NPR’s Planet Money podcast is one of my favorite things to listen to when I’m running. In a recent episode, “Why K-Pop is Taking over the World,” they discuss how South Korea has positioned itself to be a major player in pop music all across the world. It’s kind of strange to think of pop music as a commodity, but it really is, and one we’ve exported to the rest of the world for a long time. It took us more than 100 years to establish a pop music industry in America, and by making smart investments, learning from us ( and getting a bit lucky) Korea’s managed to kickstart a pop music industry in just 20 years by—as the Planet Money folks put it—figuring how to “manufacture, distribute, and ‘package’ ” music.
Most of the episode is devoted to showing how they’ve done this, how all of that work has laid a foundation for songs like Gangam Style. The song’s symbolic of the fact that Korea has become a real player in the world’s larger cultural industry. For the Koreans, investing in the industry was in many ways a brilliant economic strategy. Planet Money makes the case that when people in other countries listen to our music, watch our movies, and so on, they become much more likely to buy our stuff, visit our country, and associate things made in the US with quality. A strong cultural industry is an incredible form of soft power: it gives us the ability to influence the values of a large population of the world without fighting wars or giving them money.
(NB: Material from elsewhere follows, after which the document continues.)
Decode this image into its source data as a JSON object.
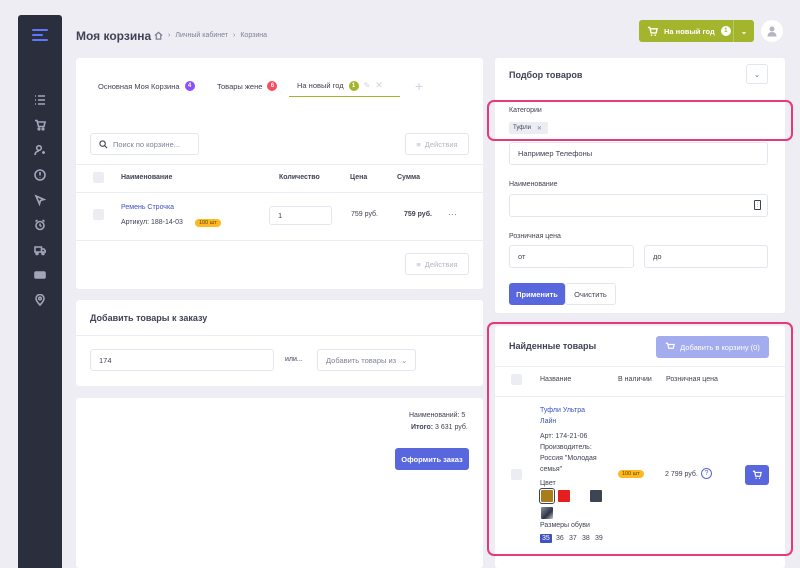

So it seems to me that it’s in America’s best interests to maintain our edge as net exporters of cultural products. After listening to the episode, I kept thinking how valuable long-dead artists and musicians are to cities all across Europe. It’s always valuable to debate whether investments we make will return value to US taxpayers, but this episode in particular made me think how difficult it must be to calculate the real value of investing just a dollar into something like arts education.